Group Members - Michael C. Wittmann
|Michael Wittmann, PhD
Associate Professor of Physics
Cooperating Associate Professor of Education
222 Bennett Hall
Office Phone: (207) 581-1237
Michael received his B.S. in physics from Duke University in 1993. His graduate work in physics took place at the University of Maryland. He received his M.S. degree in 1996 and his Ph.D. in 1998, while specializing in physics education research. From 1998 to the end of 2000, he was a post doctoral researcher at the University of Maryland. He began as assistant professor at the University of Maine on 1/1/1 and was promoted to associate professor in physics in 2007.
The overall theme of Michael’s teaching and research is seeing things – what do you see, what does it tell you, how do you understand it? These questions inform both his teaching and his research.
Michael teaches classes for non-science majors (Intuitive Quantum Physics), sophomore-level mechanics students (using the Intermediate Mechanics Tutorials), graduate students learning about physics education research, as well as courses on educational psychology and research methods in education. He has also taught teacher preparation courses, introductory physics classes, and upper-division classes in quantum physics for engineering students.
Michael’s research interests are eclectic, yet build a coherent picture. Presently, he is working on issues related to
- teachers’ interactions with students (e.g., formative assessment using both written tools and through interactions in the classroom);
- students’ understanding of energy, damped harmonic motion, and integration;
- researchers’ observations and models of their observations of student thinking (e.g., item design in surveys, methodological issues in video analysis), and
- models of learning that include the human body (e.g., embodied cognition) and their connections to schema theories (e.g., a resources framework).
John R. Thompson, Warren M. Christensen, Michael C. Wittmann, “Preparing future teachers to anticipate student difficulties in physics in a graduate-level course in physics, pedagogy, and education research.” Phys. Rev. ST Physics Ed. Research 7, 010108 (2011)
Jeffrey M. Hawkins, John R. Thompson, Michael C. Wittmann, Eleanor C. Sayre, Brian W. Frank, “Students’ Responses To Different Representations Of A Vector Addition Question.” AIP Conf. Proc.
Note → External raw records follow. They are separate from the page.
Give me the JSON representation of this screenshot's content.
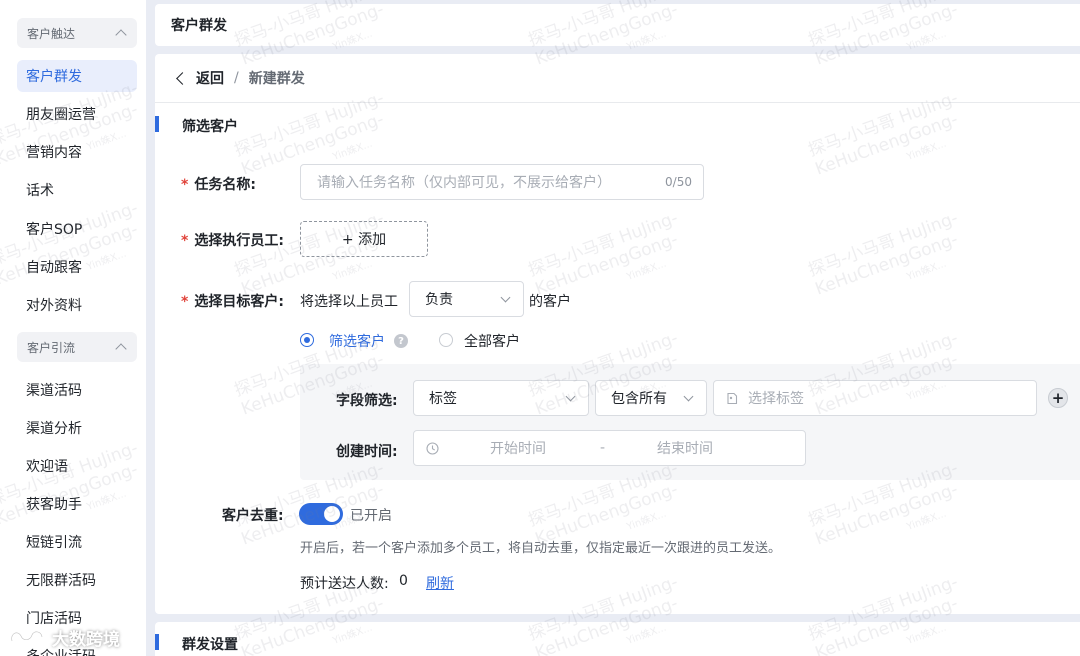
{
  "sidebar": {
    "group1": {
      "label": "客户触达"
    },
    "items1": [
      {
        "label": "客户群发",
        "active": true
      },
      {
        "label": "朋友圈运营"
      },
      {
        "label": "营销内容"
      },
      {
        "label": "话术"
      },
      {
        "label": "客户SOP"
      },
      {
        "label": "自动跟客"
      },
      {
        "label": "对外资料"
      }
    ],
    "group2": {
      "label": "客户引流"
    },
    "items2": [
      {
        "label": "渠道活码"
      },
      {
        "label": "渠道分析"
      },
      {
        "label": "欢迎语"
      },
      {
        "label": "获客助手"
      },
      {
        "label": "短链引流"
      },
      {
        "label": "无限群活码"
      },
      {
        "label": "门店活码"
      },
      {
        "label": "多企业活码"
      }
    ]
  },
  "header": {
    "title": "客户群发"
  },
  "breadcrumb": {
    "back": "返回",
    "separator": "/",
    "current": "新建群发"
  },
  "section1": {
    "title": "筛选客户"
  },
  "form": {
    "task_name": {
      "required_mark": "*",
      "label": "任务名称:",
      "placeholder": "请输入任务名称（仅内部可见，不展示给客户）",
      "counter": "0/50"
    },
    "staff": {
      "required_mark": "*",
      "label": "选择执行员工:",
      "add_button": "+ 添加"
    },
    "target": {
      "required_mark": "*",
      "label": "选择目标客户:",
      "prefix": "将选择以上员工",
      "select_value": "负责",
      "suffix": "的客户",
      "radio_filter": "筛选客户",
      "radio_all": "全部客户",
      "help": "?"
    },
    "field_filter": {
      "label": "字段筛选:",
      "field_value": "标签",
      "condition_value": "包含所有",
      "tag_placeholder": "选择标签",
      "add": "+"
    },
    "created_time": {
      "label": "创建时间:",
      "start_placeholder": "开始时间",
      "dash": "-",
      "end_placeholder": "结束时间"
    },
    "dedupe": {
      "label": "客户去重:",
      "toggle_state": "已开启",
      "description": "开启后，若一个客户添加多个员工，将自动去重，仅指定最近一次跟进的员工发送。"
    },
    "estimate": {
      "label": "预计送达人数:",
      "count": "0",
      "refresh": "刷新"
    }
  },
  "section2": {
    "title": "群发设置"
  },
  "watermark": {
    "line1": "探马-小马哥 HuJing-",
    "line2": "KeHuChengGong-",
    "line3": "Yin姝X..."
  },
  "brand": {
    "text": "大数跨境"
  },
  "colors": {
    "accent": "#2f6bde",
    "required": "#e0433a",
    "background": "#e9ecf4"
  }
}
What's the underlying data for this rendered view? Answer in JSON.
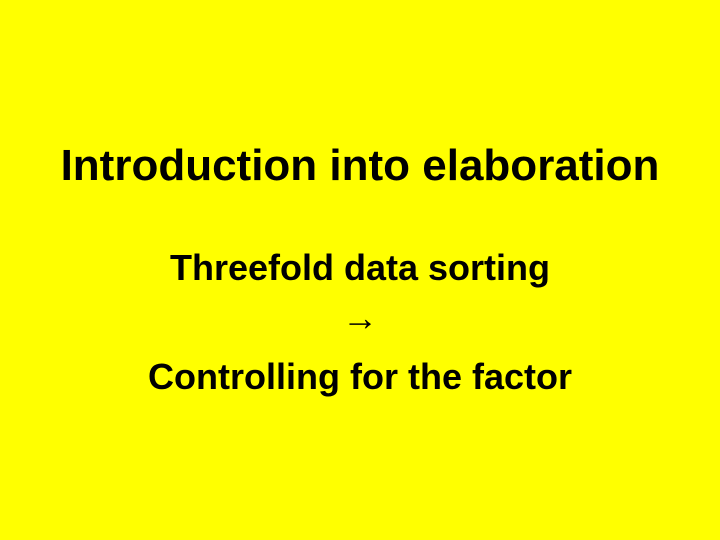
{
  "slide": {
    "title": "Introduction into elaboration",
    "subtitle": "Threefold data sorting",
    "arrow": "→",
    "conclusion": "Controlling for the factor"
  }
}
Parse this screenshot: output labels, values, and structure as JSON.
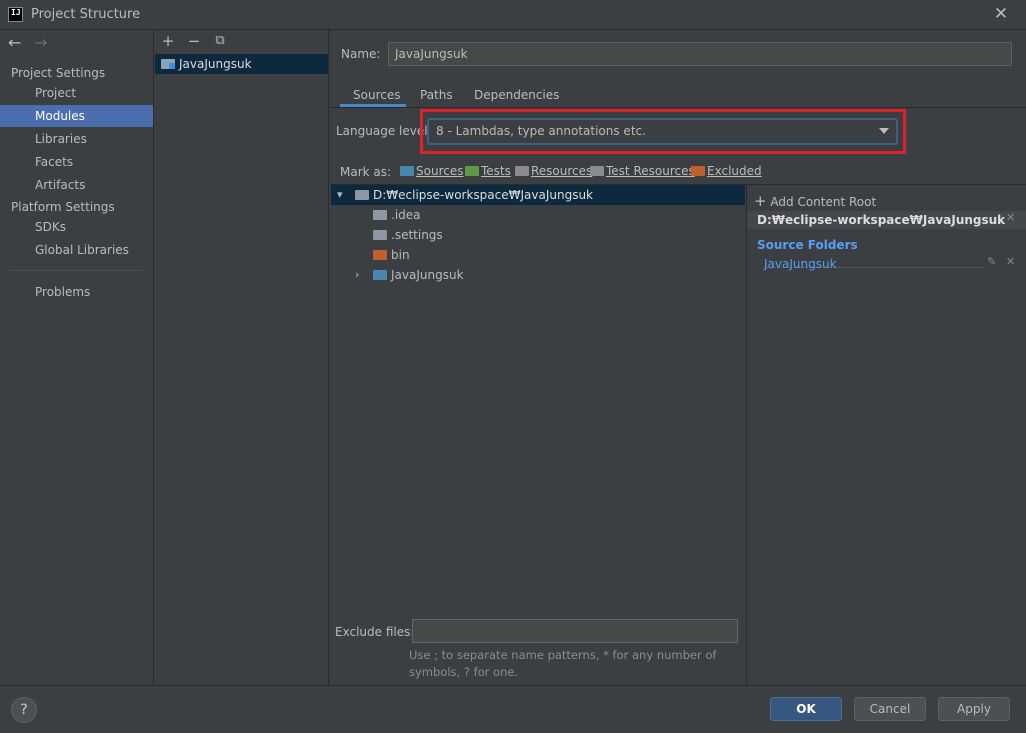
{
  "window": {
    "title": "Project Structure",
    "app_icon_text": "IJ"
  },
  "sidebar": {
    "back_icon": "arrow-left-icon",
    "forward_icon": "arrow-right-icon",
    "project_settings_header": "Project Settings",
    "project_items": [
      "Project",
      "Modules",
      "Libraries",
      "Facets",
      "Artifacts"
    ],
    "platform_settings_header": "Platform Settings",
    "platform_items": [
      "SDKs",
      "Global Libraries"
    ],
    "problems": "Problems",
    "selected": "Modules"
  },
  "modules": {
    "toolbar": [
      "+",
      "−",
      "⧉"
    ],
    "items": [
      "JavaJungsuk"
    ]
  },
  "detail": {
    "name_label": "Name:",
    "name_value": "JavaJungsuk",
    "tabs": [
      "Sources",
      "Paths",
      "Dependencies"
    ],
    "active_tab": "Sources",
    "language_level_label": "Language level:",
    "language_level_value": "8 - Lambdas, type annotations etc.",
    "mark_as_label": "Mark as:",
    "mark_as": [
      "Sources",
      "Tests",
      "Resources",
      "Test Resources",
      "Excluded"
    ],
    "tree": {
      "root": "D:₩eclipse-workspace₩JavaJungsuk",
      "children": [
        ".idea",
        ".settings",
        "bin",
        "JavaJungsuk"
      ]
    },
    "exclude_label": "Exclude files:",
    "exclude_value": "",
    "exclude_hint": "Use ; to separate name patterns, * for any number of symbols, ? for one."
  },
  "content_root": {
    "add_label": "Add Content Root",
    "path": "D:₩eclipse-workspace₩JavaJungsuk",
    "source_folders_header": "Source Folders",
    "source_folders": [
      "JavaJungsuk"
    ]
  },
  "footer": {
    "help": "?",
    "ok": "OK",
    "cancel": "Cancel",
    "apply": "Apply"
  },
  "colors": {
    "background": "#3c3f41",
    "selection": "#4b6eaf",
    "tree_selection": "#0d293e",
    "accent_link": "#589df6",
    "highlight_box": "#e0202a"
  }
}
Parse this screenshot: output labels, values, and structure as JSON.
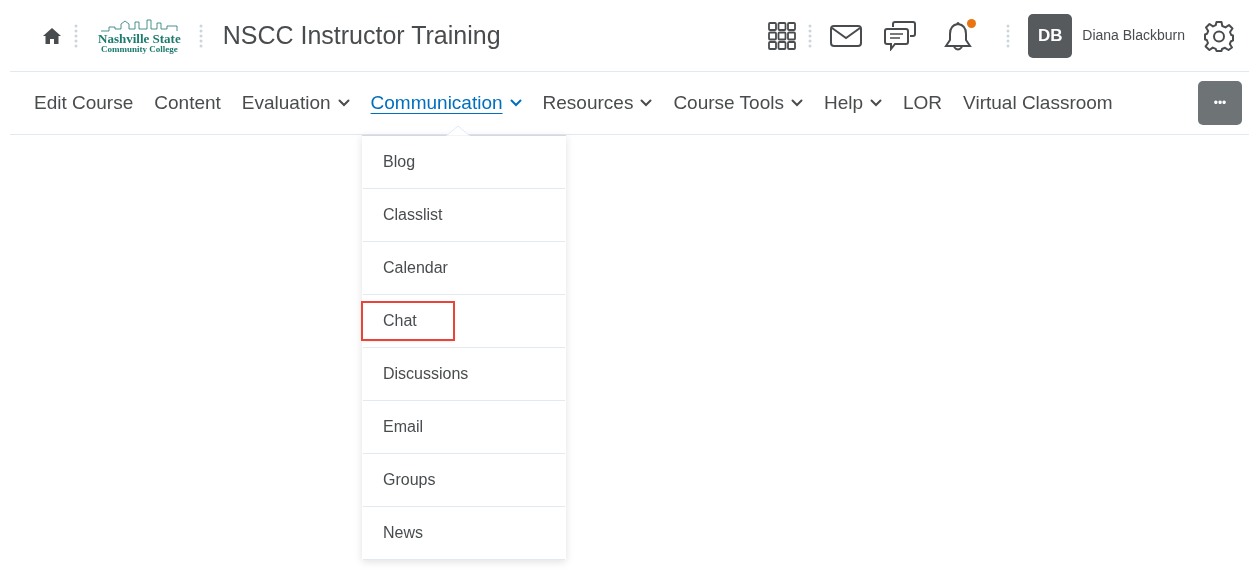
{
  "header": {
    "logo": {
      "line_1": "Nashville State",
      "line_2": "Community College"
    },
    "course_title": "NSCC Instructor Training",
    "notifications": {
      "unread": true
    },
    "user": {
      "initials": "DB",
      "name": "Diana Blackburn"
    }
  },
  "nav": {
    "items": [
      {
        "label": "Edit Course",
        "has_menu": false,
        "selected": false
      },
      {
        "label": "Content",
        "has_menu": false,
        "selected": false
      },
      {
        "label": "Evaluation",
        "has_menu": true,
        "selected": false
      },
      {
        "label": "Communication",
        "has_menu": true,
        "selected": true
      },
      {
        "label": "Resources",
        "has_menu": true,
        "selected": false
      },
      {
        "label": "Course Tools",
        "has_menu": true,
        "selected": false
      },
      {
        "label": "Help",
        "has_menu": true,
        "selected": false
      },
      {
        "label": "LOR",
        "has_menu": false,
        "selected": false
      },
      {
        "label": "Virtual Classroom",
        "has_menu": false,
        "selected": false
      }
    ],
    "more_button": "•••"
  },
  "dropdown": {
    "items": [
      {
        "label": "Blog",
        "highlighted": false
      },
      {
        "label": "Classlist",
        "highlighted": false
      },
      {
        "label": "Calendar",
        "highlighted": false
      },
      {
        "label": "Chat",
        "highlighted": true
      },
      {
        "label": "Discussions",
        "highlighted": false
      },
      {
        "label": "Email",
        "highlighted": false
      },
      {
        "label": "Groups",
        "highlighted": false
      },
      {
        "label": "News",
        "highlighted": false
      }
    ]
  }
}
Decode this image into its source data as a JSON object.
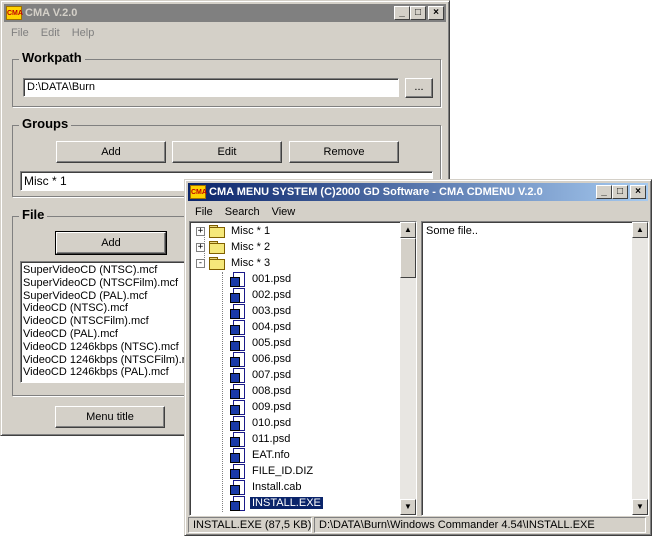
{
  "main_window": {
    "icon_text": "CMA",
    "title": "CMA V.2.0",
    "menu": [
      "File",
      "Edit",
      "Help"
    ],
    "workpath": {
      "label": "Workpath",
      "value": "D:\\DATA\\Burn",
      "browse_label": "..."
    },
    "groups": {
      "label": "Groups",
      "add_label": "Add",
      "edit_label": "Edit",
      "remove_label": "Remove",
      "selected_group": "Misc * 1"
    },
    "file": {
      "label": "File",
      "add_label": "Add",
      "items": [
        "SuperVideoCD (NTSC).mcf",
        "SuperVideoCD (NTSCFilm).mcf",
        "SuperVideoCD (PAL).mcf",
        "VideoCD (NTSC).mcf",
        "VideoCD (NTSCFilm).mcf",
        "VideoCD (PAL).mcf",
        "VideoCD 1246kbps (NTSC).mcf",
        "VideoCD 1246kbps (NTSCFilm).m",
        "VideoCD 1246kbps (PAL).mcf"
      ]
    },
    "menu_title_label": "Menu title"
  },
  "cdmenu_window": {
    "icon_text": "CMA",
    "title": "CMA MENU SYSTEM (C)2000 GD Software - CMA CDMENU V.2.0",
    "menu": [
      "File",
      "Search",
      "View"
    ],
    "tree": {
      "groups": [
        {
          "label": "Misc * 1",
          "expander": "+"
        },
        {
          "label": "Misc * 2",
          "expander": "+"
        },
        {
          "label": "Misc * 3",
          "expander": "-"
        }
      ],
      "files": [
        "001.psd",
        "002.psd",
        "003.psd",
        "004.psd",
        "005.psd",
        "006.psd",
        "007.psd",
        "008.psd",
        "009.psd",
        "010.psd",
        "011.psd",
        "EAT.nfo",
        "FILE_ID.DIZ",
        "Install.cab",
        "INSTALL.EXE"
      ],
      "selected_file": "INSTALL.EXE"
    },
    "preview_text": "Some file..",
    "status": {
      "file_info": "INSTALL.EXE (87,5 KB)",
      "path": "D:\\DATA\\Burn\\Windows Commander 4.54\\INSTALL.EXE"
    }
  },
  "window_buttons": {
    "minimize": "_",
    "maximize": "□",
    "close": "×"
  },
  "colors": {
    "face": "#d4d0c8",
    "active_title_start": "#0a246a",
    "active_title_end": "#a6caf0",
    "inactive_title": "#808080",
    "selection": "#0a246a"
  }
}
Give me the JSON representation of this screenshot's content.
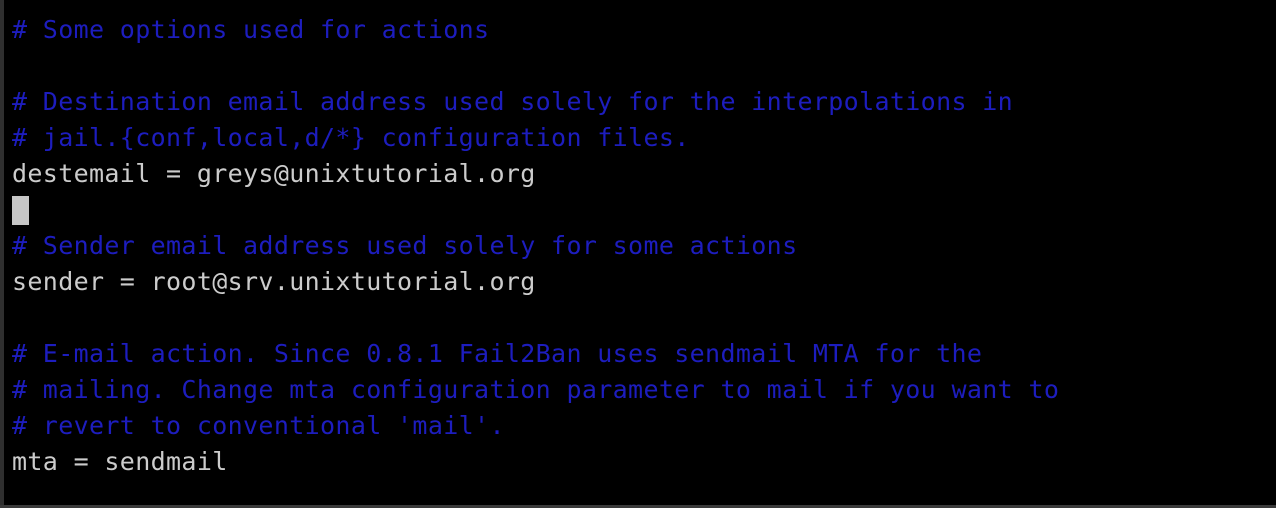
{
  "window": {
    "type": "terminal",
    "title": "terminal",
    "background_color": "#000000",
    "foreground_color": "#cccccc",
    "comment_color": "#1d1dbe",
    "cursor_color": "#c6c6c6",
    "border_color": "#2f2f2f",
    "columns": 72,
    "rows": 14
  },
  "editor": {
    "file_type": "fail2ban jail configuration",
    "cursor": {
      "row": 5,
      "column": 0,
      "shape": "block",
      "color": "#c6c6c6"
    }
  },
  "lines": [
    {
      "id": "line-1",
      "kind": "comment",
      "text": "# Some options used for actions"
    },
    {
      "id": "line-2",
      "kind": "blank",
      "text": ""
    },
    {
      "id": "line-3",
      "kind": "comment",
      "text": "# Destination email address used solely for the interpolations in"
    },
    {
      "id": "line-4",
      "kind": "comment",
      "text": "# jail.{conf,local,d/*} configuration files."
    },
    {
      "id": "line-5",
      "kind": "code",
      "text": "destemail = greys@unixtutorial.org"
    },
    {
      "id": "line-6",
      "kind": "blank",
      "text": "",
      "cursor": true
    },
    {
      "id": "line-7",
      "kind": "comment",
      "text": "# Sender email address used solely for some actions"
    },
    {
      "id": "line-8",
      "kind": "code",
      "text": "sender = root@srv.unixtutorial.org"
    },
    {
      "id": "line-9",
      "kind": "blank",
      "text": ""
    },
    {
      "id": "line-10",
      "kind": "comment",
      "text": "# E-mail action. Since 0.8.1 Fail2Ban uses sendmail MTA for the"
    },
    {
      "id": "line-11",
      "kind": "comment",
      "text": "# mailing. Change mta configuration parameter to mail if you want to"
    },
    {
      "id": "line-12",
      "kind": "comment",
      "text": "# revert to conventional 'mail'."
    },
    {
      "id": "line-13",
      "kind": "code",
      "text": "mta = sendmail"
    },
    {
      "id": "line-14",
      "kind": "blank",
      "text": ""
    }
  ],
  "settings": {
    "destemail": "greys@unixtutorial.org",
    "sender": "root@srv.unixtutorial.org",
    "mta": "sendmail"
  }
}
Volume 1289, pp. 165-168, 2010 Physics Education Research Conference (2010)
Michael C. Wittmann, “Using conceptual blending to describe emergent meaning in wave propagation.” In Proceedings of the 9th International Conference of the Learning Sciences – Volume 1 (ICLS ’10), Kimberly Gomez, Leilah Lyons, and Joshua Radinsky (Eds.), Vol. 1. International Society of the Learning Sciences 659-666 (2010)